The Wildcats just “can’t put it all together”

Photo via @UA_Softball on Twitter

The Arizona Wildcats’ losing streak extended to five Saturday as they dropped another home game to No. 4 UCLA, 7-3.

Afterward, the Wildcats huddled on the outfield grass for 30 minutes. Head coach Mike Candrea talked, and talked, and talked. The players listened, their faces stone cold.

His speech was long, but the message was simple.

“That we’re so close,” said UA right-hander Alyssa Denham, who allowed four runs (two earned) in six innings in the loss. “That ... when we put all the pieces together we’re not going to be able to be stopped.”

But that’s the thing — the Wildcats can’t put the pieces together. They haven’t been able to get that key hit and/or those key outs during their losing streak.

Arizona has allowed at least seven runs in each of the last four games, which has been too much for its sporadic offense to overcome.

And even when the Wildcats pitch well, their offense can’t give them a comfortable cushion.

Denham cruised through the first three innings of Saturday’s game, and the Wildcats had a one-run lead heading into the fourth.

They should have been up by more. Arizona had the bases loaded with nobody out in the third but could only scratch out one run — a sacrifice fly by Alyssa Palomino.

An inning later, Arizona put two runners in scoring position with nobody out, but stranded both.

Eventually, Arizona’s pitching faltered and those offensive miscues were exacerbated. UCLA scored two runs in the fourth, fifth, and sixth to take a four-run lead and the second game of the series.

The Bruins were 4-for-10 with runners in scoring position. The Wildcats were 1-for-9. That was the difference.

“When you face good hitters, they start adjusting,” Denham said. “And it’s (about) not letting them take advantage of your missed pitches and that’s what they did tonight. They’re going to get hits and they’re going to score runs, but it’s being able to control that and not let it get out of hand.”

It did and has been far too often lately.

Friday, Arizona held a 4-2 lead in the sixth before UCLA exploded for five runs in the final two frames.

Arizona gave that game away, Candrea said.

Three weeks ago, the Wildcats were swept at Washington, despite holding a one-run lead in the sixth in two of the games.

The Huskies were the No. 1 team in the country, and the Wildcats were this close to beating them on their home turf. Twice.

Instead, they lost both those games in walk-off fashion and all three by a total of four runs — a season-changing result.

“I really felt we should have won, could have won” that series, Candrea said.

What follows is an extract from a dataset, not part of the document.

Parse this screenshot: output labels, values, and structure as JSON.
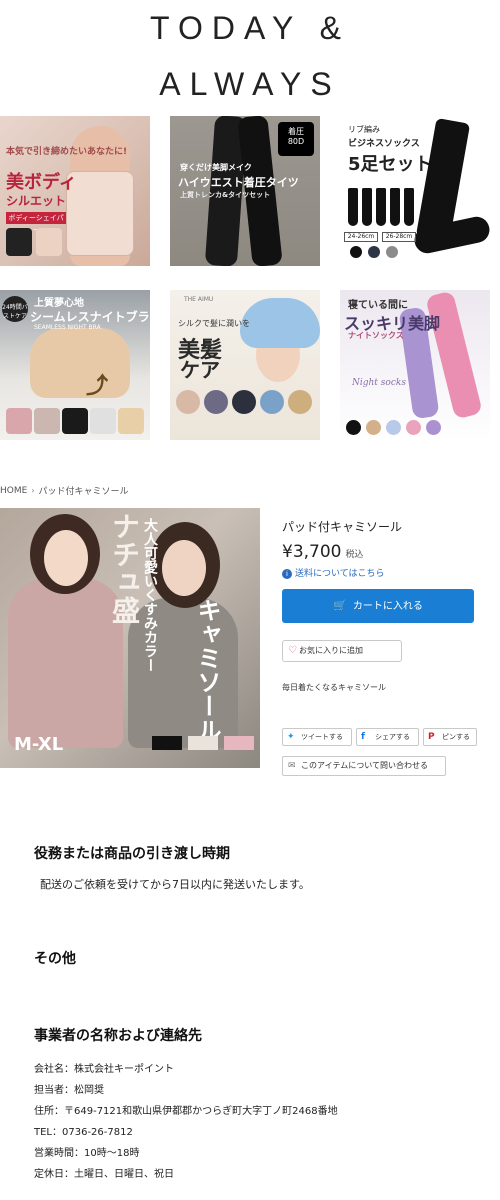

The Wildcats are 6-8 in the Pac-12, tied with Oregon State for fifth place. If they could play a complete game? They could very well be 9-5 or 8-6 and still in the hunt for a Pac-12 title.

But the divide between them and the conference’s best teams — Oregon, Washington, UCLA — is growing.

“We’re playing top-five teams right now and they’re top-five for a reason,” Candrea said. “They have a lot of pieces to the puzzle and right now the pieces are there (for us), we’re just not putting it all [together].”


Catcher Dejah Mulipola thinks the Wildcats’ youth has something to do with it — they only start two seniors and mostly rely on sophomores — but Candrea is still searching for an answer. He has been shuffling Arizona’s lineup all throughout its five-game losing streak.

“That’s the million dollar question,” he said. “We’re competing very well in spots, but we’re not putting it all together. ... To win at this level, you have to pitch well, you have to play good defense, and you have to hit well.

“I’m seeing bits and pieces of all that, but we have to put it all together to be a team that will compete down the road.”

Down the road as in... next season? Next week? Next game?

Maybe that will become clearer Sunday when Arizona gets another crack at the fourth-ranked Bruins.

Candrea wouldn’t call it a must-win game, but with the team’s confidence waning it is a must-play-well game.

“I’m not worried about anything right now other than us getting all three aspects of the game together,” he said. “I want to come out and pitch well, hit well, and play good defense and whatever happens, happens.”

Follow Ryan Kelapire on Twitter at @RKelapire